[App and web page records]

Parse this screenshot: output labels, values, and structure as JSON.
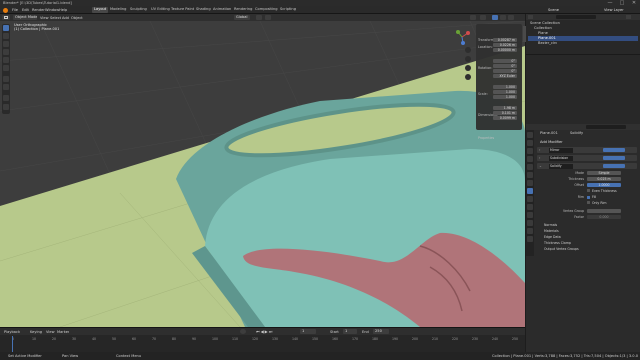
{
  "window": {
    "title": "Blender* [E:\\3D\\Tubes\\Tutorial1.blend]",
    "controls": [
      "—",
      "□",
      "✕"
    ]
  },
  "menubar": {
    "menus": [
      "File",
      "Edit",
      "Render",
      "Window",
      "Help"
    ],
    "workspaces": [
      "Layout",
      "Modeling",
      "Sculpting",
      "UV Editing",
      "Texture Paint",
      "Shading",
      "Animation",
      "Rendering",
      "Compositing",
      "Scripting"
    ],
    "active_workspace": "Layout",
    "scene_label": "Scene",
    "view_layer_label": "View Layer"
  },
  "viewport_header": {
    "mode": "Object Mode",
    "menus": [
      "View",
      "Select",
      "Add",
      "Object"
    ],
    "orientation": "Global"
  },
  "viewport": {
    "view_name": "User Orthographic",
    "collection_path": "(1) Collection | Plane.001"
  },
  "npanel": {
    "section_transform": "Transform",
    "location_label": "Location:",
    "location": [
      "0.00287 m",
      "0.0226 m",
      "0.00000 m"
    ],
    "rotation_label": "Rotation:",
    "rotation": [
      "0°",
      "0°",
      "0°"
    ],
    "mode": "XYZ Euler",
    "scale_label": "Scale:",
    "scale": [
      "1.000",
      "1.000",
      "1.000"
    ],
    "dimensions_label": "Dimensions:",
    "dimensions": [
      "1.98 m",
      "0.101 m",
      "0.0099 m"
    ],
    "section_properties": "Properties",
    "tabs": [
      "Item",
      "Tool",
      "View"
    ]
  },
  "outliner": {
    "header": "Scene Collection",
    "rows": [
      {
        "label": "Scene Collection",
        "selected": false
      },
      {
        "label": "Collection",
        "selected": false
      },
      {
        "label": "Plane",
        "selected": false
      },
      {
        "label": "Plane.001",
        "selected": true
      },
      {
        "label": "Bezier_circ",
        "selected": false
      }
    ]
  },
  "properties": {
    "breadcrumb_object": "Plane.001",
    "breadcrumb_modifier": "Solidify",
    "add_modifier": "Add Modifier",
    "modifiers": [
      "Mirror",
      "Subdivision",
      "Solidify"
    ],
    "fields": [
      {
        "label": "Mode",
        "value": "Simple"
      },
      {
        "label": "Thickness",
        "value": "0.025 m"
      },
      {
        "label": "Offset",
        "value": "1.0000"
      },
      {
        "label": "",
        "value": "Even Thickness"
      },
      {
        "label": "Rim",
        "value": "Fill"
      },
      {
        "label": "",
        "value": "Only Rim"
      },
      {
        "label": "Vertex Group",
        "value": ""
      },
      {
        "label": "Factor",
        "value": "0.000"
      }
    ],
    "subpanels": [
      "Normals",
      "Materials",
      "Edge Data",
      "Thickness Clamp",
      "Output Vertex Groups"
    ]
  },
  "timeline": {
    "menus": [
      "Playback",
      "Keying",
      "View",
      "Marker"
    ],
    "current_frame": "1",
    "start_label": "Start",
    "start": "1",
    "end_label": "End",
    "end": "250",
    "ticks": [
      "0",
      "10",
      "20",
      "30",
      "40",
      "50",
      "60",
      "70",
      "80",
      "90",
      "100",
      "110",
      "120",
      "130",
      "140",
      "150",
      "160",
      "170",
      "180",
      "190",
      "200",
      "210",
      "220",
      "230",
      "240",
      "250"
    ]
  },
  "statusbar": {
    "left": "Set Active Modifier",
    "mid1": "Pan View",
    "mid2": "Context Menu",
    "right": "Collection | Plane.001 | Verts:3,788 | Faces:3,752 | Tris:7,504 | Objects:1/3 | 3.0.0"
  },
  "colors": {
    "accent": "#4772b3",
    "plane_green": "#b7c98b",
    "teal_mesh": "#7bbcb2",
    "pink_mesh": "#b07479",
    "selected_row": "#334d80"
  }
}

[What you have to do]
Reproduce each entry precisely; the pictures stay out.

[Solution for this problem]
Parse this screenshot: output labels, values, and structure as JSON.
{
  "window": {
    "title": "Blender* [E:\\3D\\Tubes\\Tutorial1.blend]",
    "controls": [
      "—",
      "□",
      "✕"
    ]
  },
  "menubar": {
    "menus": [
      "File",
      "Edit",
      "Render",
      "Window",
      "Help"
    ],
    "workspaces": [
      "Layout",
      "Modeling",
      "Sculpting",
      "UV Editing",
      "Texture Paint",
      "Shading",
      "Animation",
      "Rendering",
      "Compositing",
      "Scripting"
    ],
    "active_workspace": "Layout",
    "scene_label": "Scene",
    "view_layer_label": "View Layer"
  },
  "viewport_header": {
    "mode": "Object Mode",
    "menus": [
      "View",
      "Select",
      "Add",
      "Object"
    ],
    "orientation": "Global"
  },
  "viewport": {
    "view_name": "User Orthographic",
    "collection_path": "(1) Collection | Plane.001"
  },
  "npanel": {
    "section_transform": "Transform",
    "location_label": "Location:",
    "location": [
      "0.00287 m",
      "0.0226 m",
      "0.00000 m"
    ],
    "rotation_label": "Rotation:",
    "rotation": [
      "0°",
      "0°",
      "0°"
    ],
    "mode": "XYZ Euler",
    "scale_label": "Scale:",
    "scale": [
      "1.000",
      "1.000",
      "1.000"
    ],
    "dimensions_label": "Dimensions:",
    "dimensions": [
      "1.98 m",
      "0.101 m",
      "0.0099 m"
    ],
    "section_properties": "Properties",
    "tabs": [
      "Item",
      "Tool",
      "View"
    ]
  },
  "outliner": {
    "header": "Scene Collection",
    "rows": [
      {
        "label": "Scene Collection",
        "selected": false
      },
      {
        "label": "Collection",
        "selected": false
      },
      {
        "label": "Plane",
        "selected": false
      },
      {
        "label": "Plane.001",
        "selected": true
      },
      {
        "label": "Bezier_circ",
        "selected": false
      }
    ]
  },
  "properties": {
    "breadcrumb_object": "Plane.001",
    "breadcrumb_modifier": "Solidify",
    "add_modifier": "Add Modifier",
    "modifiers": [
      "Mirror",
      "Subdivision",
      "Solidify"
    ],
    "fields": [
      {
        "label": "Mode",
        "value": "Simple"
      },
      {
        "label": "Thickness",
        "value": "0.025 m"
      },
      {
        "label": "Offset",
        "value": "1.0000"
      },
      {
        "label": "",
        "value": "Even Thickness"
      },
      {
        "label": "Rim",
        "value": "Fill"
      },
      {
        "label": "",
        "value": "Only Rim"
      },
      {
        "label": "Vertex Group",
        "value": ""
      },
      {
        "label": "Factor",
        "value": "0.000"
      }
    ],
    "subpanels": [
      "Normals",
      "Materials",
      "Edge Data",
      "Thickness Clamp",
      "Output Vertex Groups"
    ]
  },
  "timeline": {
    "menus": [
      "Playback",
      "Keying",
      "View",
      "Marker"
    ],
    "current_frame": "1",
    "start_label": "Start",
    "start": "1",
    "end_label": "End",
    "end": "250",
    "ticks": [
      "0",
      "10",
      "20",
      "30",
      "40",
      "50",
      "60",
      "70",
      "80",
      "90",
      "100",
      "110",
      "120",
      "130",
      "140",
      "150",
      "160",
      "170",
      "180",
      "190",
      "200",
      "210",
      "220",
      "230",
      "240",
      "250"
    ]
  },
  "statusbar": {
    "left": "Set Active Modifier",
    "mid1": "Pan View",
    "mid2": "Context Menu",
    "right": "Collection | Plane.001 | Verts:3,788 | Faces:3,752 | Tris:7,504 | Objects:1/3 | 3.0.0"
  },
  "colors": {
    "accent": "#4772b3",
    "plane_green": "#b7c98b",
    "teal_mesh": "#7bbcb2",
    "pink_mesh": "#b07479",
    "selected_row": "#334d80"
  }
}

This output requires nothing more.